“Definitely beating Wheaton North 4-0,” said Becker. “I think there was a lot of self-doubt coming around a few losses in conference that are close, or ties that we could’ve easily won. I think that was definitely a high. 4-0 is definitely a confident win; it wasn’t really shaky at all. We knew in that moment that we were a good team and that we could easily beat teams if we played our soccer and together.”

“We did get the answer to the equation against Wheaton North,” said Callipari. “I’m sure they feel relieved at that and having become Wheaton Cup champions again.”

An unusual evening occurred Oct. 10 at St. Charles East in the final game of the regular-season. The Fighting Saints needed the win to take the DuKane Conference title with a victory. They met tough opposition from the Tigers, and the scored was tied 0-0 in the second half when a penalty was called in favor of St. Charles East. Wheaton Warrenville South goalkeeper Jared Ferreira had already saved a penalty earlier. 

Unfortunately a challenge from Callipari, regarding the referee’s decision and his issuance of a card to his keeper, resulted in him receiving two yellow cards/red card. It was only the third time in 33 years of coaching soccer between both the boys’ and girls’ programs that that happened. The Tigers had to forfeit the match, because there wasn’t an assistant on hand to lead the team for the rest of the game. Callipari later sent a letter to the coaches of the DuKane Conference addressing the ordeal.

Nevertheless, the team was able to take away positives from a strong 60-minute performance against the DuKane Conference champion, and regional and sectional winner.

“St. Charles East, the number one (team) in the conference, I think that was a really good game even though we did forfeit the game,” said Crisostomo.

Wheaton Warrenville South’s season ended in the IHSA regional semifinals against Geneva in a 2-1 loss. The 13-seeded Tigers put up a valiant effort, but the fourth-seeded Vikings were able to escape by one goal. It was a disappointing way to end the season, yet showcased the hallmark grittiness of Wheaton Warrenville South.

“For the playoffs, we didn’t get what we wanted, but we headed off the field with a good smile and all the good memories we’ve made,” said senior captain and midfielder Edgar Guzman.

With the final result of the 2023 season in mind, the Tigers already have expectations to climb back up the ranks of the league.
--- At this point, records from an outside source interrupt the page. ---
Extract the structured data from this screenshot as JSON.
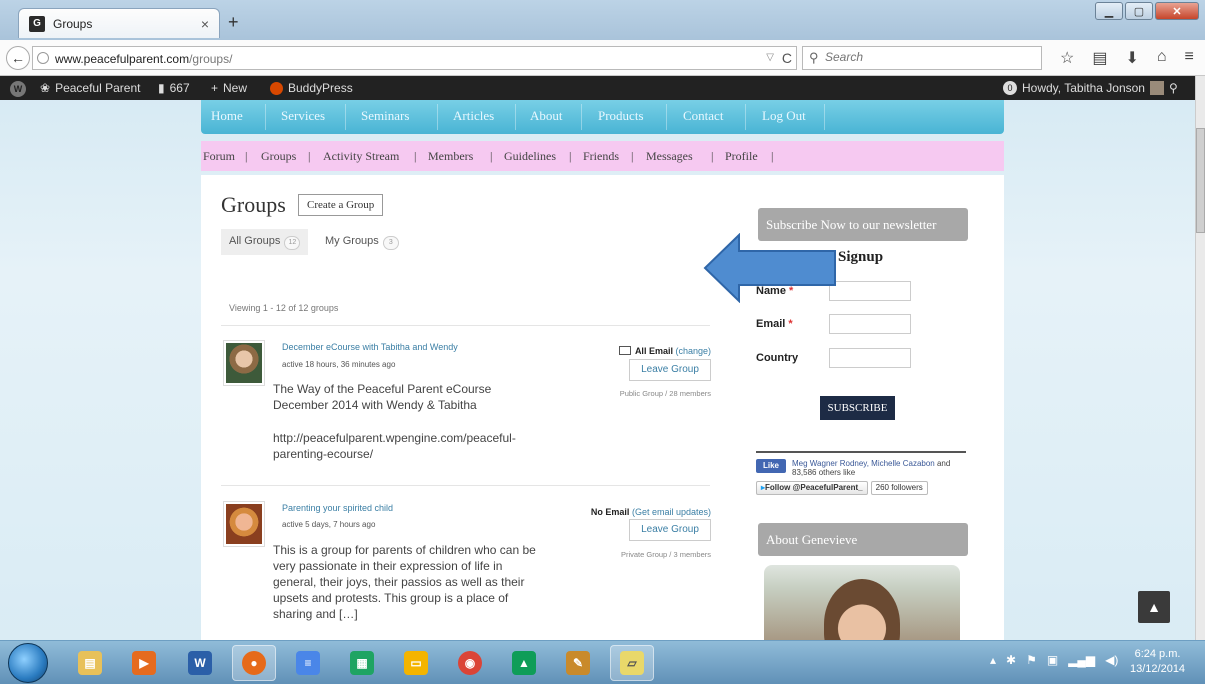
{
  "browser": {
    "tab_title": "Groups",
    "tab_favicon": "G",
    "tab_close": "×",
    "new_tab": "+",
    "url_host": "www.peacefulparent.com",
    "url_path": "/groups/",
    "search_placeholder": "Search"
  },
  "adminbar": {
    "site_name": "Peaceful Parent",
    "comments_count": "667",
    "new_label": "New",
    "buddypress_label": "BuddyPress",
    "notification_count": "0",
    "howdy": "Howdy, Tabitha Jonson"
  },
  "main_menu": [
    "Home",
    "Services",
    "Seminars",
    "Articles",
    "About",
    "Products",
    "Contact",
    "Log Out"
  ],
  "sub_menu": [
    "Forum",
    "|",
    "Groups",
    "|",
    "Activity Stream",
    "|",
    "Members",
    "|",
    "Guidelines",
    "|",
    "Friends",
    "|",
    "Messages",
    "|",
    "Profile",
    "|"
  ],
  "page": {
    "title": "Groups",
    "create_group": "Create a Group",
    "all_groups_label": "All Groups",
    "all_groups_count": "12",
    "my_groups_label": "My Groups",
    "my_groups_count": "3",
    "viewing": "Viewing 1 - 12 of 12 groups"
  },
  "groups": [
    {
      "name": "December eCourse with Tabitha and Wendy",
      "active": "active 18 hours, 36 minutes ago",
      "description_1": "The Way of the Peaceful Parent eCourse December 2014 with Wendy & Tabitha",
      "description_2": "http://peacefulparent.wpengine.com/peaceful-parenting-ecourse/",
      "email_status": "All Email",
      "email_action": "(change)",
      "leave": "Leave Group",
      "meta": "Public Group / 28 members"
    },
    {
      "name": "Parenting your spirited child",
      "active": "active 5 days, 7 hours ago",
      "description_1": "This is a group for parents of children who can be very passionate in their expression of life in general, their joys, their passios as well as their upsets and protests. This group is a place of sharing and […]",
      "email_status": "No Email",
      "email_action": "(Get email updates)",
      "leave": "Leave Group",
      "meta": "Private Group / 3 members"
    }
  ],
  "sidebar": {
    "newsletter_title": "Subscribe Now to our newsletter",
    "signup": "Signup",
    "name_label": "Name",
    "email_label": "Email",
    "country_label": "Country",
    "required_mark": "*",
    "subscribe_button": "SUBSCRIBE",
    "fb_like": "Like",
    "fb_names": "Meg Wagner Rodney, Michelle Cazabon",
    "fb_text": " and 83,586 others like",
    "twitter_follow": "Follow @PeacefulParent_",
    "twitter_followers": "260 followers",
    "about_title": "About Genevieve"
  },
  "taskbar": {
    "time": "6:24 p.m.",
    "date": "13/12/2014"
  },
  "colors": {
    "main_menu": "#49b4d4",
    "sub_menu": "#f6c9f1",
    "subscribe": "#1d2b45",
    "arrow": "#4f8cd0"
  }
}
The experience that has been gained through a tough overall schedule will prove to be invaluable moving forward.

“I hope the upcoming Tiger team is gonna be good, because we have all of the younger kids that were already on the team,” said Guzman. “I’m expecting high-quality work for the upcoming year.”

“The speed of play is important,” said Callipari. “A year makes a difference, and I think that box can be checked off in our favor next season. There won’t be any excuse in regard to experience, having played at this speed and the physicality that is varsity soccer.”

Wheaton Warrenville South is going through a process, but its objectives are clear. The goal entering the 2024 campaign is to vie for a first-ever DuKane Conference championship and return to the promised land in the IHSA playoffs.

“There are other things that certainly we can shoot for: within the conference; within the state playoff realm. It’s gonna take some work, but it’s promising,” said Callipari.